Here is how to provide a 32-bit driver in the Additional Drivers page on a 64-bit server:

Step 1: Install the 64-bit driver on the server itself and make sure that you can print.

Step 2: On a 32-bit client (I used XP Pro) download and unpack the drivers for the desired printer (in my case it was an HP Laserjet 4600).

Step 3: Open Windows Explorer and navigate to your printer share: \\64-bit_server\ and then double-click Printers and Faxes.

Step 4: Right-click the desired printer and  select Connect. It will do it’s thing and then Uh-Oh.. where’s the driver? It will ask you to provide a driver. Browse to your local folder where you’ve stashed the .inf files for the printer and let it install. Print a test page to make sure it’s working on your computer.

Step 5: On the server, right-click the printer you just added and select Properties. Click the Sharing tab, and then click the “Additional Drivers” button. Click to check the “x86” button for 2000/XP and click OK. The server will then request the x86 versions of the files FROM your local workstation and upload them TO the server.

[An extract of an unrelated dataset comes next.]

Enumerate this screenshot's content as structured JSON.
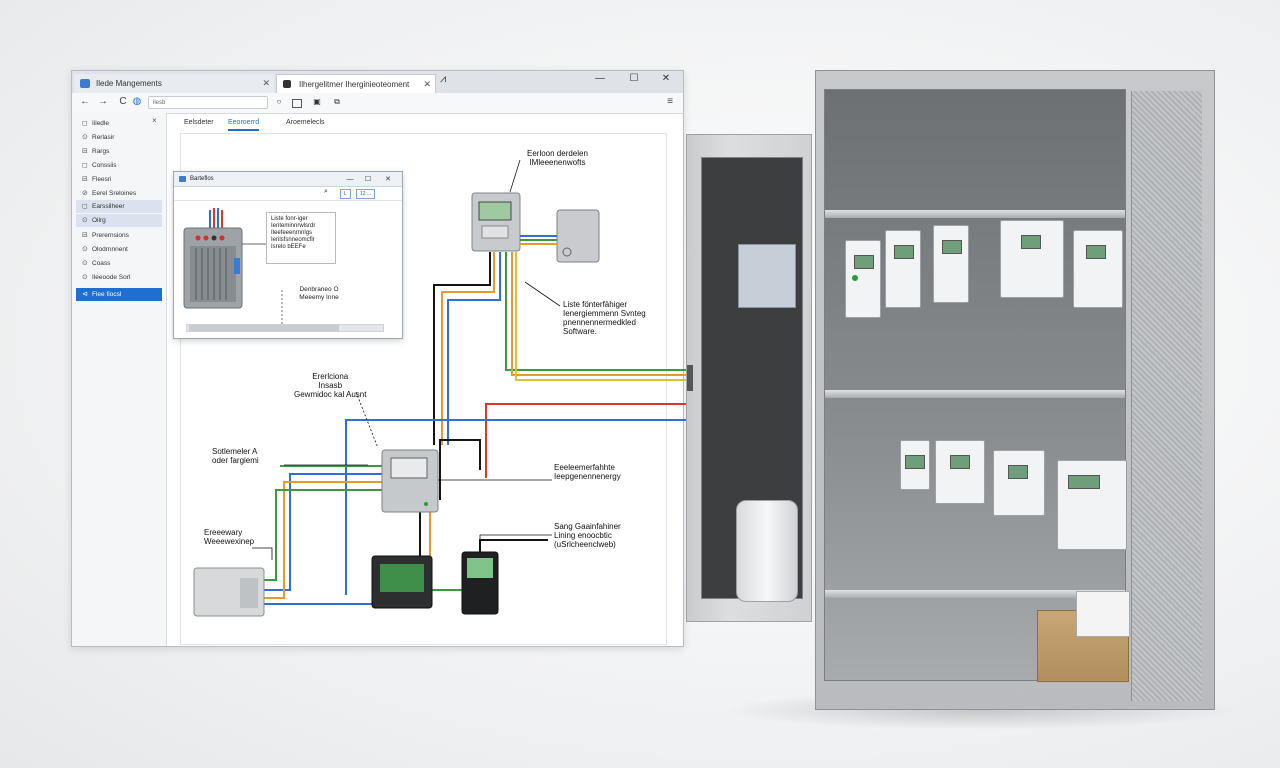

This is the back-asswards part that tripped me up. You’re actually uploading the driver TO the server so it’s able to them DOWNLOAD it to OTHER x86 clients that request it.

Step 6: Click ok, ok, ok, all the way back out and you should be good to go.

Friday, 12 February 2010 17:00:00 (Pacific Standard Time, UTC-08:00) | Comments [2] | Tech | Microsoft | Networking | Servers | Windows#
Wednesday, 10 February 2010

goulet-ram

Dingle Dangle Dongle… I’m Robert Goulet! doo da deee da dabba doooo

Seriously. It’s 2010. Who still uses Parallel port hardware locks? For that matter WHO STILL USES PARALLEL PORTS?

One of our (I thought older) software packages we use where I work has a parallel port dongle. Dongle not there? No design software for you!

What happens when you upgrade someone off some ancient AMD Athlon to a newer computer from the last few years? one that doesn’t even have a parallel port on the back anymore? Well… not much! But wait! there’s USB! People still make and use USB dongles! We’ll just ask the vendor to replace it! What? No? You don’t have anymore? But the software is still supported isn’t it? Yes? Well what happens if someone loses their dongle? What if there’s a fire? They’re SOL? Maybe? Who knows.

Eventually someone got back to us and said that since version 10.1 you don’t NEED the dongle anymore. We’re on 10.7 so we should be OK without it… right? No?

OH, you mean we have to completely uninstall the whole thing, then re-install from the non-customized version on the DVD, and then apply eight service packs plus our customizations? Sure no problem! I’ll get right on that! I didn’t have anything to do all day, nor did the operator who’s computer is out of commission all day now, either!

Wednesday, 10 February 2010 13:15:44 (Pacific Standard Time, UTC-08:00) | Comments [1] | Rants | Tech#
Search
Archive
Links
Categories
Admin Login
Sign In
Blogroll
Themes
Pick a theme: